REQUIRED ACTION:
For every line in the records below that holds "recessions", make a copy.

[Recorded data]
--------------------

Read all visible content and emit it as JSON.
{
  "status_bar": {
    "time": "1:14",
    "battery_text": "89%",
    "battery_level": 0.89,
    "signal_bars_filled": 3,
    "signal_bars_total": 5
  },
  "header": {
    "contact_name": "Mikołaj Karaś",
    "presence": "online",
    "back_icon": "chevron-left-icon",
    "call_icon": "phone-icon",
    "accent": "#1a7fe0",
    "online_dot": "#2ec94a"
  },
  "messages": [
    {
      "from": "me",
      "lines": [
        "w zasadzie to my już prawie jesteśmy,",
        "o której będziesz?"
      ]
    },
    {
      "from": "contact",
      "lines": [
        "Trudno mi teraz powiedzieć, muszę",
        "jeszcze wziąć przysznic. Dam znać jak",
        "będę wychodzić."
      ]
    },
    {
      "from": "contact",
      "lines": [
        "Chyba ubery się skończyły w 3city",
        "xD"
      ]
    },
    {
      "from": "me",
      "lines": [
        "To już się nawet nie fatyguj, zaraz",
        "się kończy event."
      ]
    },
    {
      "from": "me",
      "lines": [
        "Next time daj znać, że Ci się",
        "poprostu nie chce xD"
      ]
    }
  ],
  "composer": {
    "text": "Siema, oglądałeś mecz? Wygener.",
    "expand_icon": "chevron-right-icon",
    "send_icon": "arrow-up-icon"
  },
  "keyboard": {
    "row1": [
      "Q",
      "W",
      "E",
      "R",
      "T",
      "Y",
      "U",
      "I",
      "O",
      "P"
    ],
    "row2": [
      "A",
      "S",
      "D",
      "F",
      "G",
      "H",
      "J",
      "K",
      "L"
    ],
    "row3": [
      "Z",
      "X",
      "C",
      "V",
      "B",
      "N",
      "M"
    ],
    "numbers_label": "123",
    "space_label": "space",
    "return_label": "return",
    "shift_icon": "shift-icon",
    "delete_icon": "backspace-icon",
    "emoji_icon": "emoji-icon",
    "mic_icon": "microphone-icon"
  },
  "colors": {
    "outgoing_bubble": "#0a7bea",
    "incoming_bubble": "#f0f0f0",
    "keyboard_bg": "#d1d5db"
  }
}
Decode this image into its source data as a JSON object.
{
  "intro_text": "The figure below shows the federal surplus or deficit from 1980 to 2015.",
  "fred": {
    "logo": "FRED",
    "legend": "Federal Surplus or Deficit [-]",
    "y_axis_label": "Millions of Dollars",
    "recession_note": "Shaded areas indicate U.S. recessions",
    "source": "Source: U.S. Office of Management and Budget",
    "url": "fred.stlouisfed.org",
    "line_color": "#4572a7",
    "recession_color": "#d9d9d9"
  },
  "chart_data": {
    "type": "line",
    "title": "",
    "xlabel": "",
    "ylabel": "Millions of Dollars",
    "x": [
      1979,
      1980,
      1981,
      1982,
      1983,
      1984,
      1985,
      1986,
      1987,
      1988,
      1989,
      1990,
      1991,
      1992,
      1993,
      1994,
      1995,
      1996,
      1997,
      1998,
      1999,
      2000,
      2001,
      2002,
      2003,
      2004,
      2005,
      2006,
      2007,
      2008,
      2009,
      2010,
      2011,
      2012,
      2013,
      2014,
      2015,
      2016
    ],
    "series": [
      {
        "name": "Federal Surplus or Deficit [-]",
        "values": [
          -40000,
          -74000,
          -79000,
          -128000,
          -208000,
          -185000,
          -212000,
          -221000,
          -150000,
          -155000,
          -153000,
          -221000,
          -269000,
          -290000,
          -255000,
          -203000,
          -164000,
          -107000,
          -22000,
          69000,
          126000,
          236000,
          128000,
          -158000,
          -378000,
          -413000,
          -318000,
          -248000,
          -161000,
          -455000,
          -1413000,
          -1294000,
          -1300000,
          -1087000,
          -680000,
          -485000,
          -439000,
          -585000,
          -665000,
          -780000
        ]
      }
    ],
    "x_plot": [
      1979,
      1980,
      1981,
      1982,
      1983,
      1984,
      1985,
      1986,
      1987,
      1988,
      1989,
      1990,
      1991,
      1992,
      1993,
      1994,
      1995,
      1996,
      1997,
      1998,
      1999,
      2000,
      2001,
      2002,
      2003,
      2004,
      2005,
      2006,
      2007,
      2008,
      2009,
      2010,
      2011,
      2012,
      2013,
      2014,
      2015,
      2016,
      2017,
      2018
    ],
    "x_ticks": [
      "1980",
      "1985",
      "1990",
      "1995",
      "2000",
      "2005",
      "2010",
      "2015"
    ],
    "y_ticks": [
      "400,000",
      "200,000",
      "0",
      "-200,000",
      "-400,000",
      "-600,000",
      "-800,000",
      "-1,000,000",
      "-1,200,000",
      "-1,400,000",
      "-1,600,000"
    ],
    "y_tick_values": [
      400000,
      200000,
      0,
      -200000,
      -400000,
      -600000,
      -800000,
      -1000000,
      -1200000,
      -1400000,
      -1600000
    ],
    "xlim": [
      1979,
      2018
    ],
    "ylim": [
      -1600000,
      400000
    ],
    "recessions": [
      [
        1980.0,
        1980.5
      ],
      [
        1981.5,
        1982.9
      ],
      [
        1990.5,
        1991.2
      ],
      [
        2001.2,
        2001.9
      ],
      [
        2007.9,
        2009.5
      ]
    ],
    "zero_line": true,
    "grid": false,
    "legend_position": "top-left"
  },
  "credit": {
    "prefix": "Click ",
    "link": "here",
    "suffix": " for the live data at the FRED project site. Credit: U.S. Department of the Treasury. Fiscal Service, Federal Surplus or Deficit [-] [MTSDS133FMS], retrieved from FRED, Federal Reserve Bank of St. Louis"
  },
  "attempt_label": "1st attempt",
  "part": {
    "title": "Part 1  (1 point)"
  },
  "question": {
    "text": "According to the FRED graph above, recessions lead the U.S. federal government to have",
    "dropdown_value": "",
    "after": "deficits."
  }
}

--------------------

RESPONSE BELOW:
    "recession_note": "Shaded areas indicate U.S. recessions",
    "recessions": [
    "text": "According to the FRED graph above, recessions lead the U.S. federal government to have",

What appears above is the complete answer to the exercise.